Hope Street kept its promise. Rock Hill's Riley Friddle came home to Hope Street on Tuesday.
Tiny Riley, who turned 3 years old on July 2, underwent brain surgery June 20 to remove part of a tumor behind her eyes. The inches-long incision on the top of her head where the downy white hair is already growing back is her "badge of courage."
We should all be so courageous.
Riley spent hours on the operating table, where the story and photos of her strength and her parents resolve leading up to the surgery that ran in that June 20 edition of The Herald was plastered on the operating room wall.
The story brought Rock Hill church congregations together in prayer and the community checked her progress.
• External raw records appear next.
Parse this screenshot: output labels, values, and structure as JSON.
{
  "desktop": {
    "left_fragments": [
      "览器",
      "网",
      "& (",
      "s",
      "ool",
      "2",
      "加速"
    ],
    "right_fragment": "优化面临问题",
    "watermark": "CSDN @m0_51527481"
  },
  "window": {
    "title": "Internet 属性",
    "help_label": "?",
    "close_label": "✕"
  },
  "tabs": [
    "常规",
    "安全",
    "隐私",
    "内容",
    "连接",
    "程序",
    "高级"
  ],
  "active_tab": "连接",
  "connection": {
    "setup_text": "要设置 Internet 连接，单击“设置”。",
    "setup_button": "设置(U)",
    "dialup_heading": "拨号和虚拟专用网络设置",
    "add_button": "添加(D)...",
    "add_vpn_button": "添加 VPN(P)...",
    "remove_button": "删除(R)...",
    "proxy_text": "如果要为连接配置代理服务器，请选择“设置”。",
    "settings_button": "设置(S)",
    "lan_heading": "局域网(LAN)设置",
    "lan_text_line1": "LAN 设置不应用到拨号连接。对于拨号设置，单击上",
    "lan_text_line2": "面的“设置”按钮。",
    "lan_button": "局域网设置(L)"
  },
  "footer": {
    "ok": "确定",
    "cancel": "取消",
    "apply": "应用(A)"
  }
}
Strangers would call or even stop at family friend Ann Brooks' business to get daily updates.
One couple, passing through York County on the way to New York on June 20, read the story over morning coffee and looked the Friddles up in the phone book, then left a message on the Friddle's answering machine.
"Even New York was praying for Riley," said Andrea, Riley's mother.
Riley spent the first 10 days in intensive care. Back in Rock Hill, family helped and cleaned, a neighbor cut the grass, while her mother and father, Todd, spent every day at her side. The Friddles slept in the hospital room and only came home Tuesday when their daughter came home.
During the hospital stay, Riley was the star of the Carolinas Medical Center children's ward, her mother said. People dropped off stuffed animals. Carolina Panthers Top Cats cheerleaders brought a jersey and pompoms. Doctors asked for autographs of her press clippings from The Herald.
The only wrench in the gears during the hospital stay in Charlotte was a Friddle camera turned up missing. The digital camera had daily update pictures and even pictures of Riley on stage, days before her surgery, with country stars Tim McGraw and Faith Hill. The camera hasn't been found, but Andrea Friddle and aunt Yvette Hix have faith it will be found.
"I hope those memories aren't lost forever," Hix said.
Already, Riley can throw a ball of putty. She can cry when she is tired, although her mother said medication to stop seizures has Riley sluggish.
And she sure can smile.
Riley, lover of Rock Hill's Shrimp Boat chicken with the crispy skin, got lucky when somebody delivered the deep-fried loot to the hospital. She ate anything not nailed down.
In three weeks, she gained five pounds.
"Eats like a horse," said Hicks. "She eats things she wouldn't touch before."
Riley is already hanging tight with her first cousin, Rebekah "Bekbek" Nix, who is more like a big sister.
It was Bekbek that smiled through the three weeks every day as the adults gnashed their teeth. A Bekbek visit to intensive care brought a kick from Riley that told the family Riley was coming back.
"I had to be strong for Riley," Bekbek said.
Rebekah Nix, Bekbek, is just 8 years old herself.
Andrea Friddle even found one of those nameplates in the hospital gift shop. It said Riley means courage.
Now, the courage turns to recovery. So far, so good, is the prognosis, Andrea Friddle said, although the tumor was not all taken out. There will be more chemotherapy and radiation after Riley's brain heals, her mother said. Her parents have to go back to work -- Todd Friddle already went back Tuesday afternoon.
Now a community that found itself a tiny white-haired hero can say that its prayers were answered so far. The question is, do we have Riley's courage to stick with those prayers and ask for more?